Synopses & Reviews
The extent to which American poetry reinvented itself after World War II is a testament to the changing social, political, and economic landscape of twentieth-century American life. Registering an important shift in the way scholars contextualize modern and contemporary American literature, this Companion explores how American poetry has documented and, at times, helped propel the literary and cultural revolutions of the past sixty-five years. Offering authoritative and accessible essays from fourteen distinguished scholars, the Companion sheds new light on the Beat, Black Arts, and other movements while examining institutions that govern poetic practice in the United States today.

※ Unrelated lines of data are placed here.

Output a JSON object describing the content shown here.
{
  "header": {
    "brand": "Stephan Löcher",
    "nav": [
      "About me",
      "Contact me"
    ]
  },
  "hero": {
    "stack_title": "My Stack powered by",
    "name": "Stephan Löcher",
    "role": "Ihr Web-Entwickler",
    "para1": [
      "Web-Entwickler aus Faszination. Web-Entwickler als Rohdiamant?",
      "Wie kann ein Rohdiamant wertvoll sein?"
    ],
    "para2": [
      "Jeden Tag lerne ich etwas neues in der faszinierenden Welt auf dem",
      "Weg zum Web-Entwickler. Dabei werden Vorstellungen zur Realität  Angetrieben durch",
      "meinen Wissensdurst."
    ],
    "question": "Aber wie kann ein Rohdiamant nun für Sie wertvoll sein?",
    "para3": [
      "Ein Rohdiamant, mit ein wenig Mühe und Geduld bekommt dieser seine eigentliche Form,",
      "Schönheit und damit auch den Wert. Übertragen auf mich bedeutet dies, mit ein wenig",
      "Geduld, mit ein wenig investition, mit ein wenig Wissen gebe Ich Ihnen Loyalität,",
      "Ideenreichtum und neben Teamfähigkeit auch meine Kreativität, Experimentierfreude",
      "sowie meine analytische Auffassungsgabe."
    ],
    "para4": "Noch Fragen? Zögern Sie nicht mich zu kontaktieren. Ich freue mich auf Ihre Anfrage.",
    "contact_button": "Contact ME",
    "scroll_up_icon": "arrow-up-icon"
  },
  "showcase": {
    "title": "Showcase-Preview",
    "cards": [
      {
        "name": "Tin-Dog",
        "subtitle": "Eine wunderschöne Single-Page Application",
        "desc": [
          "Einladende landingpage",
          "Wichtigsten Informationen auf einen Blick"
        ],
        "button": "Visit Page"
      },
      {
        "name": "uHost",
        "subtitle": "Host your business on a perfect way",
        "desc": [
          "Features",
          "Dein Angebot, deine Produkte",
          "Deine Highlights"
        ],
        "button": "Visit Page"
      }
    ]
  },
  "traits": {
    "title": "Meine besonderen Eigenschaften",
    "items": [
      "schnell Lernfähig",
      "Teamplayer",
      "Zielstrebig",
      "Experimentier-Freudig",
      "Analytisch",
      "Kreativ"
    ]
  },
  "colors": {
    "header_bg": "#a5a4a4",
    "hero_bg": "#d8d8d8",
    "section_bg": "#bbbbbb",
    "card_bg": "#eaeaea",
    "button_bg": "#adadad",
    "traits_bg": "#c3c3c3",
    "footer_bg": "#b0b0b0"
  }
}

The text also introduces seminal figures like Sylvia Plath, John Ashbery, and Gwendolyn Brooks while situating them alongside phenomena such as the academic poet and popular forms such as spoken word and rap, revealing the breadth of their shared history. Students, scholars, and readers will find this Companion an indispensable guide to post-war and late twentieth-century American poetry.